Work to complete
Among the lines of the entries below, count those containing the word "value" and answer with the number only.

Supplied material
»»

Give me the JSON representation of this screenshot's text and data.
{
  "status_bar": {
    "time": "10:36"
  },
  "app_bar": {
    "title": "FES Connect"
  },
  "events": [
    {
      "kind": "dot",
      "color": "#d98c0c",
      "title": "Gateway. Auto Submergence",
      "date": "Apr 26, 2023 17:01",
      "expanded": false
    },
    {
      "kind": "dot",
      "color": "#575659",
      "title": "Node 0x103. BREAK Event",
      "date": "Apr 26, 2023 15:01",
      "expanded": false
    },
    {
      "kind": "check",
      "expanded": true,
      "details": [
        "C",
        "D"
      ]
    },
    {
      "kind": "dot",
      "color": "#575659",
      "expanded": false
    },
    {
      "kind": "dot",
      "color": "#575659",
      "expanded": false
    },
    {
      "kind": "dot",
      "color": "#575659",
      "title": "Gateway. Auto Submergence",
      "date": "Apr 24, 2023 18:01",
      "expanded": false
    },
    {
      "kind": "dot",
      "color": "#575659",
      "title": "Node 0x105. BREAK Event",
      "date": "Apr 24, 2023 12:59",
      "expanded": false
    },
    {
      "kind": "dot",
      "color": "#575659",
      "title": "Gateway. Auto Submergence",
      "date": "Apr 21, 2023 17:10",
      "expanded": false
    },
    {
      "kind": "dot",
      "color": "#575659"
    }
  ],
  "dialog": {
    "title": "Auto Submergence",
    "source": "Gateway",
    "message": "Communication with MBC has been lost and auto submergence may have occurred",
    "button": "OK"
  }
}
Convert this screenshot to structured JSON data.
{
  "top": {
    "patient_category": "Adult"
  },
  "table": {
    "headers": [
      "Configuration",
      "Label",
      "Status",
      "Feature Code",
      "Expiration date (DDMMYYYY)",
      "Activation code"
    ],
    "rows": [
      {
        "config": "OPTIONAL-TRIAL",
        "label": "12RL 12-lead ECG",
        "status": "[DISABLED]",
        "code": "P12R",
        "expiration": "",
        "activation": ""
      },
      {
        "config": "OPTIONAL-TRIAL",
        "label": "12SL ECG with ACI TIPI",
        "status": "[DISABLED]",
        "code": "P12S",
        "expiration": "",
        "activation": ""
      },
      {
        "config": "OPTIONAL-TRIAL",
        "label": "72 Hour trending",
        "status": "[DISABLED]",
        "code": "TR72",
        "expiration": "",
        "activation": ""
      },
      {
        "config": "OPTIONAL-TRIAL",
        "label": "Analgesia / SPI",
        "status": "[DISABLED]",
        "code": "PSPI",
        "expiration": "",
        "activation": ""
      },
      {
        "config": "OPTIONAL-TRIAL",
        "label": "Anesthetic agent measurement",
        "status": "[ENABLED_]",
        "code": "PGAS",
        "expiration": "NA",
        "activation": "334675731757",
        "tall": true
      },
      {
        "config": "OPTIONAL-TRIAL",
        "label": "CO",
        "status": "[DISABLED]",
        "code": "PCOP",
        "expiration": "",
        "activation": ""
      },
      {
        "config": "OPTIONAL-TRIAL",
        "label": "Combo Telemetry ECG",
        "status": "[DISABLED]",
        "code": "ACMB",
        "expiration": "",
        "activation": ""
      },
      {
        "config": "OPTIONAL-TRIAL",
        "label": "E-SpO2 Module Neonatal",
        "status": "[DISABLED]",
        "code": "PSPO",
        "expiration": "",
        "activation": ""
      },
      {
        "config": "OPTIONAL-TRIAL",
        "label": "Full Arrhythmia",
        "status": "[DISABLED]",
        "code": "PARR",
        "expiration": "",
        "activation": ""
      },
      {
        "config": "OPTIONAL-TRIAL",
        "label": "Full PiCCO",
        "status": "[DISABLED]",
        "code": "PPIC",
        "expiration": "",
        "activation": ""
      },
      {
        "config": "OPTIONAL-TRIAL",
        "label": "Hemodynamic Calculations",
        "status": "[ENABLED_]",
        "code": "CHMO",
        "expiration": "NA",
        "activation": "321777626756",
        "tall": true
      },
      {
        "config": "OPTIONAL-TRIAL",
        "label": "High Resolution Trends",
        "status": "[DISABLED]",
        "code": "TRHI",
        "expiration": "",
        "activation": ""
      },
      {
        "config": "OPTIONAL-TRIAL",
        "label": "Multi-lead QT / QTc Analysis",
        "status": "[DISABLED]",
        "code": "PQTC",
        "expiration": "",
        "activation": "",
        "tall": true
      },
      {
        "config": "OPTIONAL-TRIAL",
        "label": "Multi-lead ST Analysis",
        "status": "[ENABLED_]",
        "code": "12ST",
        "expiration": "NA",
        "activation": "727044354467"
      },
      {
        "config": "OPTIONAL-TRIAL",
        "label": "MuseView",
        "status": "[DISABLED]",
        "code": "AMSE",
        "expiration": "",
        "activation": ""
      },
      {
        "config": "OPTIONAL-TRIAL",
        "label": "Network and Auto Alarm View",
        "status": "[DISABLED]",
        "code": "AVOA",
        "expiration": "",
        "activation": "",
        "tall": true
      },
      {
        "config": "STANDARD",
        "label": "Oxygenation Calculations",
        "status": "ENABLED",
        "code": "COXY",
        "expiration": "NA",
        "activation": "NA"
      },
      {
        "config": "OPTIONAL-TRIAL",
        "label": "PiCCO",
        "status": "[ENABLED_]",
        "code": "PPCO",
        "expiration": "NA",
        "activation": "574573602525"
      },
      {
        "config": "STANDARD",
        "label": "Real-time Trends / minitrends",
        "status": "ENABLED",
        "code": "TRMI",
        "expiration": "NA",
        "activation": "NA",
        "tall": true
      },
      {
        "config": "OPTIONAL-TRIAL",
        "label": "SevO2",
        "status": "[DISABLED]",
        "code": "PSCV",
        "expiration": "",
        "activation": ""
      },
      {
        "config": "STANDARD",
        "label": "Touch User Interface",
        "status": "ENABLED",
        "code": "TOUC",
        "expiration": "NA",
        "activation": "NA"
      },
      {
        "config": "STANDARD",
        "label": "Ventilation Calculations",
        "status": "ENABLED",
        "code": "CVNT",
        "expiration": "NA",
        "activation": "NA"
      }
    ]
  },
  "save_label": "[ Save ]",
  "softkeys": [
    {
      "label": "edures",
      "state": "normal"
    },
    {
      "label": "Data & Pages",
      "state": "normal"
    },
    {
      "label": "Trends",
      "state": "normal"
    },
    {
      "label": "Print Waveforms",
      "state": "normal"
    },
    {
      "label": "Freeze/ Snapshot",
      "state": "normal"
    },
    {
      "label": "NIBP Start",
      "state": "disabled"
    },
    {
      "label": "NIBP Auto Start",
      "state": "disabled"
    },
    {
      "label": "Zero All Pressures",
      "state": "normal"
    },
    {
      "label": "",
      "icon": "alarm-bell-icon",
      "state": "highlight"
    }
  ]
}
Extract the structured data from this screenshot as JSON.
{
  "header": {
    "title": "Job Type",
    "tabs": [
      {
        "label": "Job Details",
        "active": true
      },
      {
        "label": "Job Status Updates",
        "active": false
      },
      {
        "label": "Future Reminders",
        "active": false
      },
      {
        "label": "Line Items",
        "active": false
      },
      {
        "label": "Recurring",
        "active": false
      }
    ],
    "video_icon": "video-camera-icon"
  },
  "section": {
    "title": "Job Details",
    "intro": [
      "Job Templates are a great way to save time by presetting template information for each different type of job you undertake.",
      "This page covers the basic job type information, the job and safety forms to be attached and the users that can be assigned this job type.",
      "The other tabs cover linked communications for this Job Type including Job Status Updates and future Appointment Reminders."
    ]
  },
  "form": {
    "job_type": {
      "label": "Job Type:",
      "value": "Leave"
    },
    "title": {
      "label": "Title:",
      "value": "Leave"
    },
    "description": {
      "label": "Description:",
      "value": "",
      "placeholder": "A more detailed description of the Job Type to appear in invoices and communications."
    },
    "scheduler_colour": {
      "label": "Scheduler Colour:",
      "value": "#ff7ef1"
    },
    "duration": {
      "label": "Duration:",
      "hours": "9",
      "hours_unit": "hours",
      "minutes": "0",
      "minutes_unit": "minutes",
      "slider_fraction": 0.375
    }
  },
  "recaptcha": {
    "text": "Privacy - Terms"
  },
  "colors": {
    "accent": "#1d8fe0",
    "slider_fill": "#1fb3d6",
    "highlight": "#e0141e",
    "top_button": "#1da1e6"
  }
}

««

Your solution
4